"The teeth are sent

first into the next world, "dentists grimly joke.


So that the “dental” problem does not annoy ahead of time, preventive measures must be taken. This is also applicable to timing belts, which greatly displaced its predecessor, the chain. And even if the Samara belt is prescribed to have 111 teeth, then it is obliged to keep them until old age - otherwise it will start … A one and a half liter engine will simply refuse to work, and its “little brothers” will completely die - the uncontrolled valve meets the piston, in which there is no special "sample", will end with a solid increase in daily revenue in the nearest car service.

Toothless chain was easier to handle. She took pleasure in bathing in various lubricants, while her toothy successor adheres to the “dry law” - no oils! At the same time, the manners of the belt are much more sophisticated - it works with less noise, dampens the vibrations of the timing drive due to its own elasticity better, and does not need an additional damper. In contrast to the chain, which in the process of prolonged operation lengthens due to wear of the hinge joints by almost 20%, the belt cannot afford this. Its limit is 0.3%! In addition, the chain usually wears unevenly, and therefore, when the engine is running, it itself becomes a source of fluctuations in the timing and the cause of uneven engine operation - there are no such problems with the belt.

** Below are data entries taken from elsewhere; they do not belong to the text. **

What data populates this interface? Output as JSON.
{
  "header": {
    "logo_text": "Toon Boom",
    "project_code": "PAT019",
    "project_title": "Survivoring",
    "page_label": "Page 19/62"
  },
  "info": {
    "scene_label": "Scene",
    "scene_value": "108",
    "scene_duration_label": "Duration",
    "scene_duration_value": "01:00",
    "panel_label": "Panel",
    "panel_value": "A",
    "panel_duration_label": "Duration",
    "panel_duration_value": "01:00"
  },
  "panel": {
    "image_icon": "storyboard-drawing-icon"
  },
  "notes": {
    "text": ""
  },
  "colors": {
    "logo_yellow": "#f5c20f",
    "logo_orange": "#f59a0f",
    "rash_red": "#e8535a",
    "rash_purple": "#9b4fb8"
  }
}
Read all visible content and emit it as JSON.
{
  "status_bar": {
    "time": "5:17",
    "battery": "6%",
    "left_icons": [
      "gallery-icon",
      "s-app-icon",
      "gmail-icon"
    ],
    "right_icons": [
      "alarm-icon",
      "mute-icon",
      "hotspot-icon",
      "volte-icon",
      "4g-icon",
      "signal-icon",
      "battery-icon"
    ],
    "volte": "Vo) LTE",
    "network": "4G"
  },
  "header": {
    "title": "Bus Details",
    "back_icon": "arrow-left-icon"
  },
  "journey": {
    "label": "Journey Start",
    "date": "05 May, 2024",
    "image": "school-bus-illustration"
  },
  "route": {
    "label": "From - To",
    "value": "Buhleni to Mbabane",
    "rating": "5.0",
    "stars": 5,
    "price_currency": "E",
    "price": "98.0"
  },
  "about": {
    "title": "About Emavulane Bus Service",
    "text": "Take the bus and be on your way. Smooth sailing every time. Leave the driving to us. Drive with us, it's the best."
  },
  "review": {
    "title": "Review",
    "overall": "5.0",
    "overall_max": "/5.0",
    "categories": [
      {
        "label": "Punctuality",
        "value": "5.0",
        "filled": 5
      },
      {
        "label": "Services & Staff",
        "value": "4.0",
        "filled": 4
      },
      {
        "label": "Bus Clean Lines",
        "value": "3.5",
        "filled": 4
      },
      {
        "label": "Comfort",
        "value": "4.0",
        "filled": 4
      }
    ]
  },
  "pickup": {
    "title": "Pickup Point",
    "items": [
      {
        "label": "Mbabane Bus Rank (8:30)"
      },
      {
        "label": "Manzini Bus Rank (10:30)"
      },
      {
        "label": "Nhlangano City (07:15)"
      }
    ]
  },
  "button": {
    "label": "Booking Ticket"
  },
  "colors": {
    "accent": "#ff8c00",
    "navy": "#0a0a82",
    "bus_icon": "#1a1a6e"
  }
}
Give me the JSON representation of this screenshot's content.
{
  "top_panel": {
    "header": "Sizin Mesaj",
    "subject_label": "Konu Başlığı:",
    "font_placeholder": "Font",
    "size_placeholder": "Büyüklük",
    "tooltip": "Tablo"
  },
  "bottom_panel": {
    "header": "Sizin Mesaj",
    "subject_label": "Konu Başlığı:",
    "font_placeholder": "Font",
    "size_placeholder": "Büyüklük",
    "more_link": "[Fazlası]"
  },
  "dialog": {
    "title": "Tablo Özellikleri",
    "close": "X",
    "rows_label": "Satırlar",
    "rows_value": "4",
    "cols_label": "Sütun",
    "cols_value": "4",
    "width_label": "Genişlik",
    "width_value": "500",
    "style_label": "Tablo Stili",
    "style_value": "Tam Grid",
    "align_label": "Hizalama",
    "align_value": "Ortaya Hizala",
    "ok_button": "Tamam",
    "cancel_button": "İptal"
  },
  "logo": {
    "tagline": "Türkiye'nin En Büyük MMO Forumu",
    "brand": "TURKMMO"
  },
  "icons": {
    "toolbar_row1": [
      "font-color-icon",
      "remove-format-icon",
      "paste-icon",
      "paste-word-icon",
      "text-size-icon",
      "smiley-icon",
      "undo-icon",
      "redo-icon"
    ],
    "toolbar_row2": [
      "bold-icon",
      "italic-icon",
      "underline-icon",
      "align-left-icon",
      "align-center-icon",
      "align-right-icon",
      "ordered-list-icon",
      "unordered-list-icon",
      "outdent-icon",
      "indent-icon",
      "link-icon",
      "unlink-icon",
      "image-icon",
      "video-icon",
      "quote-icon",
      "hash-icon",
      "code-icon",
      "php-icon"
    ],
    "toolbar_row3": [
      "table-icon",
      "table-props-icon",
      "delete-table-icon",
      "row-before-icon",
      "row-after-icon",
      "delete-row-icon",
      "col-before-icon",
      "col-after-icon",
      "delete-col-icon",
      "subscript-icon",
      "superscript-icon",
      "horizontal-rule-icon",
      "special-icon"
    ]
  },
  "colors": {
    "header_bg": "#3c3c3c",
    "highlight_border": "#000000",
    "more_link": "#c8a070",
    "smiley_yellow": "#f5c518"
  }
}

So that there would be no problems with the belt drive at all, a little is needed: install a normal belt on the engine, after providing it with tolerable conditions of existence - without leaking oil seals, etc. We go shopping, and at the same time remember the conditions under which he will have to work (see. Fig.).

The toothed part of the belt “runs” along the driving pulley 1 on the crankshaft, as well as on the coolant pump pulley 2 and on the camshaft pulley 4. The outer side of the belt communicates with the tension roller 3. By the way, initially the teeth on the belts, as on the pulleys were semicircular, but since about 1989 the semicircle has become a semblance of a trapezoid. Both are found on sale - products are interchangeable. The international designation of the belt we need is according to ISO - 58111x19. The tooth pitch is 3/8 inch or 9.525 mm.

The appearance of the purchased belts is shown in photo 1-8. Two products were sold without packaging - Balakovo No. 7 and Italian No. 8, and for some reason the country of manufacture was not indicated on the Gates and Kontitek belts. It is interesting that one of the purchased "teeth" did not meet the above standard - product No. 2, 20 mm wide against the required 19, was intended, according to the catalog and the inscription on the package, for Opel. The seller, however, stated that a millimeter of weather does not. We'll see.

The external inspection of the belts did not cause any remarks - everything is in order. Ahead of 100 hours of “running around” at the Pirelli stand at a drive pulley speed of 6000 rpm. The belt load in such tests is equivalent to 60, 000 kilometers or about two years of operation. Turn on the switch - the time has gone.

The results of the “run” turned out to be rather unexpected - this has not happened in our examinations for a long time. All eight belts calmly withstood the physical exercises he proposed - not a single one left the race! And where there are no global comments, you begin to "cling" to the little things. That's about the little things and talk.

If products No. 3 and 6 behaved perfectly all 100 hours, then the remaining belts showed a certain tendency to vibration. It's okay, but there is some understatement: is this vibration a harbinger of failure in the first minute of the 101st hour? To check this, we decided to drive a little more the two most “nervous” straps - about 80 hours … They turned out to be the German “Kontitek” (No. 5) and a compatriot from Balakovo (No. 7). And while the rest of the belts were checking to see if they were stretched out tightly, a Russian-German couple was winding “penalty” circles on the stand.

On the fourth day, it became clear - the belts were "tied up." Despite the vibration, they significantly blocked the standard for driving and reaffirmed their right to rotate the Samara camshafts and pumps. Note that even after an increased mileage, their elongation did not exceed acceptable limits.